For New Balance, military job turns out to be a marathon

A New Balance worker applied primer to a midsole for the company’s 950v2 sneaker for the military.
A New Balance worker applied primer to a midsole for the company’s 950v2 sneaker for the military. Stephan Savoia/Associated Press/File 2015

They know a thing or two about finish lines over at New Balance. Crossing this particular one is a good reason to throw a victory party.

The Boston shoe company just shipped its first order of 100 percent American-made running shoes to the Defense Logistics Agency, some 6,000 pairs. Senators Susan Collins and Angus King and Representative Bruce Poliquin toured New Balance’s factory in Norridgewock, Maine, on Tuesday to celebrate with the 300-plus employees there.

This race was a marathon, not a sprint. The company, led by owner Jim Davis, has been at this for more than seven years.

First, New Balance pushed the Department of Defense to honor the 1940s-era law known as the Berry Amendment, which requires military recruits to be outfitted with apparel made in the United States. Defense officials had long argued there wasn’t enough competition to apply Berry to running shoes; the supply chains for domestic footwear manufacturing, the argument went, have long been broken apart.

New Balance set out to prove them wrong. The Pentagon relented in 2014 and agreed to buy US-made shoes. But two years passed, and no orders were placed.


New Balance CEO Rob DeMartini, who is leaving his job Dec. 31, publicly tangled with the Obama administration in 2016 over the delays. So New Balance’s champions in Congress, including Poliquin and Representative Niki Tsongas of Lowell, inserted language in a military spending bill that essentially forced the DoD to comply.

The federal bureaucracy’s wheels usually turn slowly, regardless of who is in the White House. Finally, the Maine delegation announced in March that New Balance had won a $17 million contract. Work began on the midsoles in Brighton in August, with the bulk of the manufacturing taking place in Norridgewock. And New Balance began shipping supplies of the finished shoe — known as the 950v2 — out of its Lawrence distribution center in mid-October. The company expects to ship 92,000 pairs by the end of next year.

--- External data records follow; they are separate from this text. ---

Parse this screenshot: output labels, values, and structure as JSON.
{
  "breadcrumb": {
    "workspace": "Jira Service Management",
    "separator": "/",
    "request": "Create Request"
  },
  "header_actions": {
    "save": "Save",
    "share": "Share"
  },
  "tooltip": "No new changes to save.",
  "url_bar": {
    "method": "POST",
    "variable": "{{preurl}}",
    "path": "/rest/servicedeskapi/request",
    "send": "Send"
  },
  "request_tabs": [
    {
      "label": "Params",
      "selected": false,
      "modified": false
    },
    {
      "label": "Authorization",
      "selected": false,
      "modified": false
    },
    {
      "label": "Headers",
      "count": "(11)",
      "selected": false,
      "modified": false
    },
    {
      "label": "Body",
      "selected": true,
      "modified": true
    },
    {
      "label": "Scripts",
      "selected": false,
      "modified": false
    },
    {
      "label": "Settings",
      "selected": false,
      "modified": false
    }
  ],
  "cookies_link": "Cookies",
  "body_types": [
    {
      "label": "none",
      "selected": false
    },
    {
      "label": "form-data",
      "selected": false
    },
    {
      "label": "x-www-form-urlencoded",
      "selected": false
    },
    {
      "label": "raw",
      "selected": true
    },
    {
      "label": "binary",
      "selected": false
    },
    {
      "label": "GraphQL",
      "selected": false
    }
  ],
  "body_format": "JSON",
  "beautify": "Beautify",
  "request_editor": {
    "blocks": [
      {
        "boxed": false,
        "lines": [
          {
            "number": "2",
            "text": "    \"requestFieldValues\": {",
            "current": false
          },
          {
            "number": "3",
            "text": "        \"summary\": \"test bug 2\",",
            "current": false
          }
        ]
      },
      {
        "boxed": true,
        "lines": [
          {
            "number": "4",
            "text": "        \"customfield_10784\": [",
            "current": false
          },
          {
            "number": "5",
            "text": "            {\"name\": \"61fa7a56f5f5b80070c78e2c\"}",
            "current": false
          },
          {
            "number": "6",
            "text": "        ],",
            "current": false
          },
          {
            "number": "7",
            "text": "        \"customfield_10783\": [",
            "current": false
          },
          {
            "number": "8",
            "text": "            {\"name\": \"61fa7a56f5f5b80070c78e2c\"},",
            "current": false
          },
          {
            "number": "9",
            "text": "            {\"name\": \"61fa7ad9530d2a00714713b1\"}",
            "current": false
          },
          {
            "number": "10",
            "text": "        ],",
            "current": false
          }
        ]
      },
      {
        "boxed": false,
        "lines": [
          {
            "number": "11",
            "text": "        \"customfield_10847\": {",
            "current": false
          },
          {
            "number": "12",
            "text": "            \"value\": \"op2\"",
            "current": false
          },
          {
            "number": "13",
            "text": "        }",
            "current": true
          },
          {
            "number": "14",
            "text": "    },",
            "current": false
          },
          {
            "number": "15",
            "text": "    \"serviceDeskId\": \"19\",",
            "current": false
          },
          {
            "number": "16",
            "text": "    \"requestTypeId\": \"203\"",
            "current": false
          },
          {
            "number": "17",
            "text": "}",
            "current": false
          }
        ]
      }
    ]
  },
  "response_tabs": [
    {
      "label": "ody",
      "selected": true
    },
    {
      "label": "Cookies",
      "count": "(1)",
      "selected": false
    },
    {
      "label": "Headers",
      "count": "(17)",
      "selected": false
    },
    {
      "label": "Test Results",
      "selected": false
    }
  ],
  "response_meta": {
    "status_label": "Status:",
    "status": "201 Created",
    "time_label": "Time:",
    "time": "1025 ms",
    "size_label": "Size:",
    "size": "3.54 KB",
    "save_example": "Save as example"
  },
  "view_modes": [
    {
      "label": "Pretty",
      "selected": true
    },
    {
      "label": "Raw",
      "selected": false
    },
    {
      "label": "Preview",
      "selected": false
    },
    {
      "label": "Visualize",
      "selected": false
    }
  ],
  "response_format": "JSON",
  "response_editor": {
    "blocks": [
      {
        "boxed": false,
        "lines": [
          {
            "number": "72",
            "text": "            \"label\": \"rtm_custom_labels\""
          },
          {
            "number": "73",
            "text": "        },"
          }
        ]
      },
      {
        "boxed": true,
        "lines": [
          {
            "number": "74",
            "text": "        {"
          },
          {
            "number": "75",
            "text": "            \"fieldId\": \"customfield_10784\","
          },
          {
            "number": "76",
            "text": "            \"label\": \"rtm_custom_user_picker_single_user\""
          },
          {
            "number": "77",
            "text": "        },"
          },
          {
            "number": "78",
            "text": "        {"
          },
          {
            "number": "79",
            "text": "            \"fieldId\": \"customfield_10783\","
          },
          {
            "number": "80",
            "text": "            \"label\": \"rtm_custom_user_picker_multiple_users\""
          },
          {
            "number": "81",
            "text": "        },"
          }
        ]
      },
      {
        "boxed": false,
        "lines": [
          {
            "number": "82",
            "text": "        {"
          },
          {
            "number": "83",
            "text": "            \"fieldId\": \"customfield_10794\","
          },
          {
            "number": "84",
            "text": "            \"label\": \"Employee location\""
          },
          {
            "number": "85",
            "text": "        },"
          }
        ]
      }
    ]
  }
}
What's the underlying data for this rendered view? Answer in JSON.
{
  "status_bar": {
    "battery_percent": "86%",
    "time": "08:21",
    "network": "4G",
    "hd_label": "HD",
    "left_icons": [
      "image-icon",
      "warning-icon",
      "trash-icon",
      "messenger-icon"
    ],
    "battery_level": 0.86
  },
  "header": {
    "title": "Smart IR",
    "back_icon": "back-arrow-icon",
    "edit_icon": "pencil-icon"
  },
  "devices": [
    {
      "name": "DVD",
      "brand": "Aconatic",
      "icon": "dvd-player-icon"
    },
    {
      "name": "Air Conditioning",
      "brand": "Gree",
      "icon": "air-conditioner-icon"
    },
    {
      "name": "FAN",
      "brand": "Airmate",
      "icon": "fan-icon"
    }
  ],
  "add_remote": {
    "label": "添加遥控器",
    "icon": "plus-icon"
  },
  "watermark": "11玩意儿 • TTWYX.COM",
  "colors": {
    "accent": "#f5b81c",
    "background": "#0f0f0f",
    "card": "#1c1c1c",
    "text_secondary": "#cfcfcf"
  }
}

Another Massachusetts company, Waltham-based Saucony, was supposed to be in the running. But its parent, Wolverine Worldwide, sold its military contract business, including the Michigan factory where it made combat boots, to Original Footwear last year. That prompted Saucony to drop out of the race.

But other competitors did land athletic-shoe contracts alongside New Balance: San Antonio Shoemakers and Propper International.

New Balance, a spokeswoman said, will ship roughly 25 percent of all Berry-compliant athletic shoes to military recruits over an 18-month period.

For a company with $4 billion in global revenue, the military contract seems like barely more than a rounding error. But every little bit counts for the 1,300 workers at New Balance’s five shoe factories in New England, and their 15-plus domestic suppliers. While New Balance makes the bulk of its shoes overseas, its executives continue to preach the importance of domestic manufacturing. These are important blue-collar jobs, in places that have seen too many disappear over the years.

Davis and his team probably never expected this race for military business to take so long. But their endurance has finally paid off.

Jon Chesto can be reached at jon.chesto@globe.com. Follow him on Twitter @jonchesto.